::: Records provided :::

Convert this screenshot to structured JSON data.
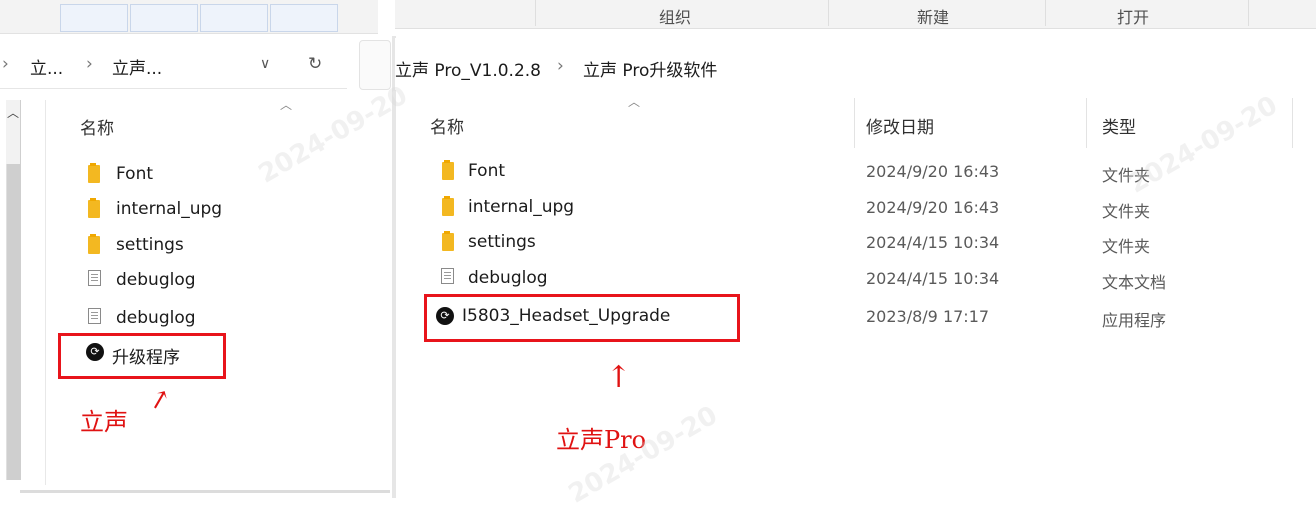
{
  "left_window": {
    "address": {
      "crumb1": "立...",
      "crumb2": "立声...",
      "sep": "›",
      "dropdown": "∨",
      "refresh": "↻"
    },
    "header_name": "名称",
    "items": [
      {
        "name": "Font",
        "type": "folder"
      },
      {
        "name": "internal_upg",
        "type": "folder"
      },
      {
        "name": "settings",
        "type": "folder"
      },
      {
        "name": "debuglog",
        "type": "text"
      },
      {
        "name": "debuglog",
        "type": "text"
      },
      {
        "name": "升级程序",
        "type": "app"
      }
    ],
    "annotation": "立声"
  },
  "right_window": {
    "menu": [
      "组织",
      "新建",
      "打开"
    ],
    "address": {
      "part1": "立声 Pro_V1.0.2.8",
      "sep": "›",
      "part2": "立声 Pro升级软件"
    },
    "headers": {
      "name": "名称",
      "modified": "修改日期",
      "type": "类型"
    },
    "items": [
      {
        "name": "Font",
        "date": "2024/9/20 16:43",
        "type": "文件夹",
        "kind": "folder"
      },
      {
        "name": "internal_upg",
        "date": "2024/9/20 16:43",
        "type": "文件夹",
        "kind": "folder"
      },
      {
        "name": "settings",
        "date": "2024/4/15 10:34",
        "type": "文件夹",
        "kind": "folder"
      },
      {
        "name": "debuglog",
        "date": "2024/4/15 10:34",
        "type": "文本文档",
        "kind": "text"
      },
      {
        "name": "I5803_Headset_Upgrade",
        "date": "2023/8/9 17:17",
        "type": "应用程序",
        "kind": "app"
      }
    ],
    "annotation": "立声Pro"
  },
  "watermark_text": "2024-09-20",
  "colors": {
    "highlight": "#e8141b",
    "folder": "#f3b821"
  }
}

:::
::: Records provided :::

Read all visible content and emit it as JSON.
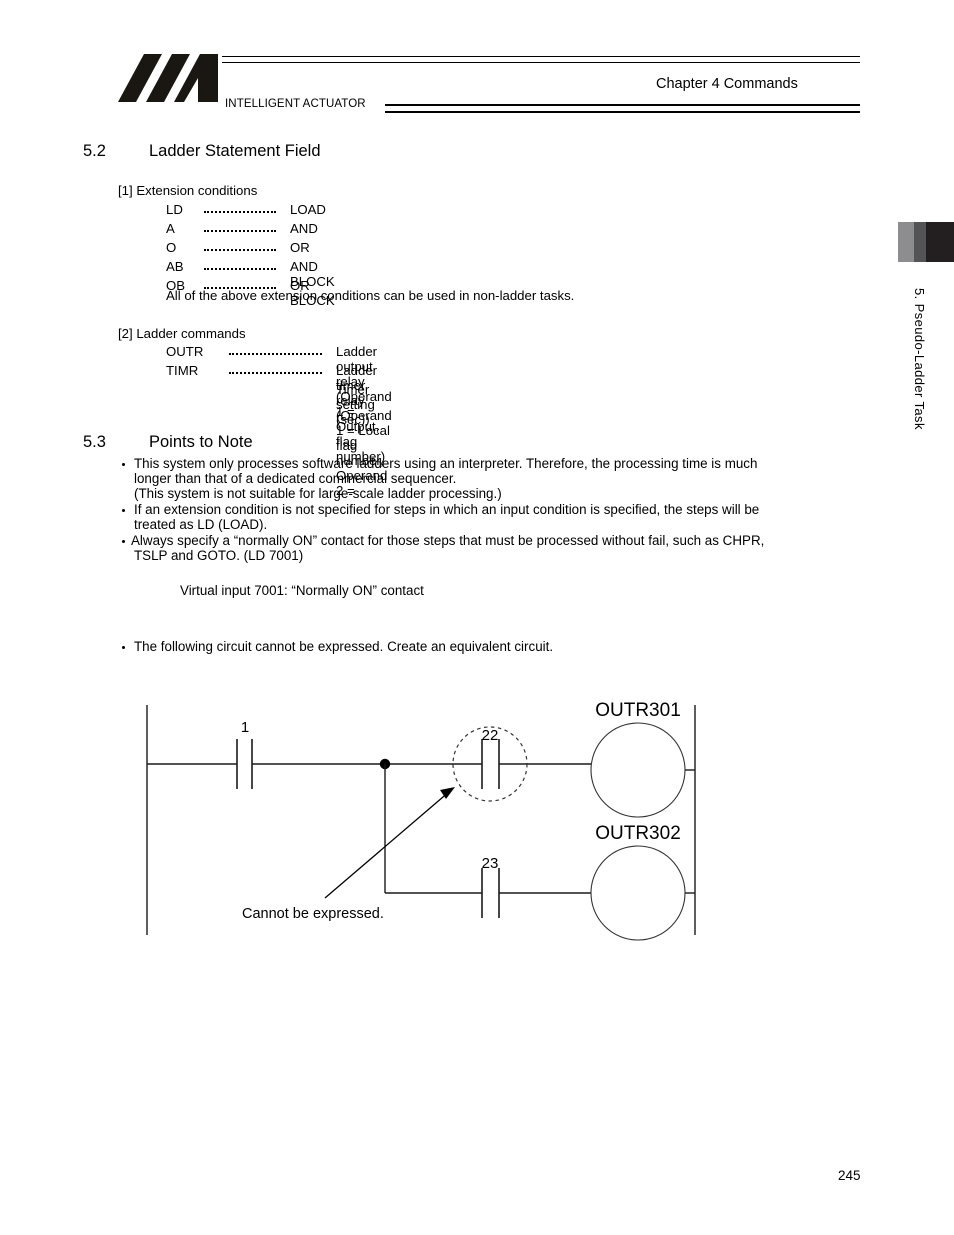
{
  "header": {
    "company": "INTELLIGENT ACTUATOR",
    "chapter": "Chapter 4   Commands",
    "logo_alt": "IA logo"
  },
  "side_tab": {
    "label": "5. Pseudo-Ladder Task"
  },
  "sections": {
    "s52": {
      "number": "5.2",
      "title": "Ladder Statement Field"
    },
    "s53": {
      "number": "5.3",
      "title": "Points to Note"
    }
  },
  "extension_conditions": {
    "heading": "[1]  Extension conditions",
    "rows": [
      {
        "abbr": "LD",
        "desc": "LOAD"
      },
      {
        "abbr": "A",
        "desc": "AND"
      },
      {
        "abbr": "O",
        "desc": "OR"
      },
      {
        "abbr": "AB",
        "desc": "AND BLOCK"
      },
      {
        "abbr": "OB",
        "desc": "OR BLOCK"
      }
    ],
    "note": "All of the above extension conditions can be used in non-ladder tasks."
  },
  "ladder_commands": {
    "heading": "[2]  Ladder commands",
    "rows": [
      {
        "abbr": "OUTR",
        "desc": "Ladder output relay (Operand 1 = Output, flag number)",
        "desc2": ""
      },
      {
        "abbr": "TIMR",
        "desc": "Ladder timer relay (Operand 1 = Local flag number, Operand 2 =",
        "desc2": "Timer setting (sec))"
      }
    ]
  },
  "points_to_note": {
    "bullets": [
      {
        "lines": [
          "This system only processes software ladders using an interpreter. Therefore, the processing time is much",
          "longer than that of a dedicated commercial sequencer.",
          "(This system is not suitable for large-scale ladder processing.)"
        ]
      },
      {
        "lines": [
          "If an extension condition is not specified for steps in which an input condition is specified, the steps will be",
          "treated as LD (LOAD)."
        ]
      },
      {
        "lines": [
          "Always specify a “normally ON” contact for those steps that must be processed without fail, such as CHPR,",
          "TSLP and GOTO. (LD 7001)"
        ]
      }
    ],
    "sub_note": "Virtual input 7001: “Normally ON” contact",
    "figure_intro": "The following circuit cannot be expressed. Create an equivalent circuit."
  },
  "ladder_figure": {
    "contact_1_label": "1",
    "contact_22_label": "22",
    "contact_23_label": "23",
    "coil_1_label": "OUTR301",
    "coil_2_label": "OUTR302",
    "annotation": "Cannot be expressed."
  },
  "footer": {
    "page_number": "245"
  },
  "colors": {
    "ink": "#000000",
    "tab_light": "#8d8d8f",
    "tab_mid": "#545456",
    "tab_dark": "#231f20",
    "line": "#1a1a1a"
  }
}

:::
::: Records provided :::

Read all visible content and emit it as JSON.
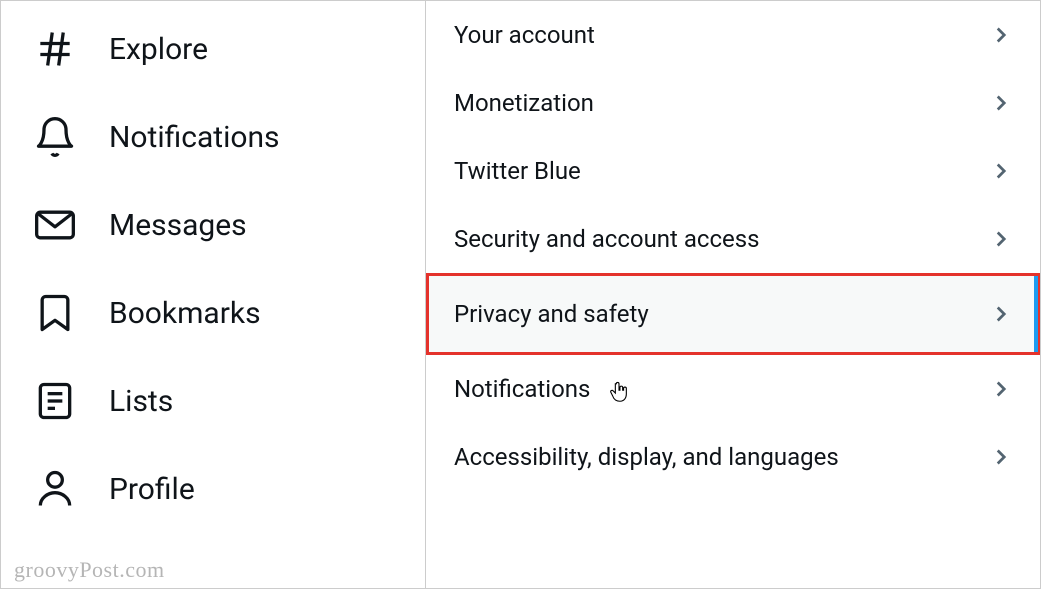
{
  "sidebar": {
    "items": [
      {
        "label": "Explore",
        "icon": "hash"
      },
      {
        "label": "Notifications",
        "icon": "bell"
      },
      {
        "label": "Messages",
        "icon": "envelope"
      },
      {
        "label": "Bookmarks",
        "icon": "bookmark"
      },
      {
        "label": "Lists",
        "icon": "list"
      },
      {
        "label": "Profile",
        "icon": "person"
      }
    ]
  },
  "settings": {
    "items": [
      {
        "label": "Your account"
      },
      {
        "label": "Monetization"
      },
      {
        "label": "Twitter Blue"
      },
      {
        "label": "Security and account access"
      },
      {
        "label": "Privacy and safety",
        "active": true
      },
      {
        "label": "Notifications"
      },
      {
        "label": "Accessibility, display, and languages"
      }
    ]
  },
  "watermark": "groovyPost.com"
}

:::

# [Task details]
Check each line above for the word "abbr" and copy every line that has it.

# [Answer to this exercise]
        "abbr": "LD",
        "abbr": "A",
        "abbr": "O",
        "abbr": "AB",
        "abbr": "OB",
        "abbr": "OUTR",
        "abbr": "TIMR",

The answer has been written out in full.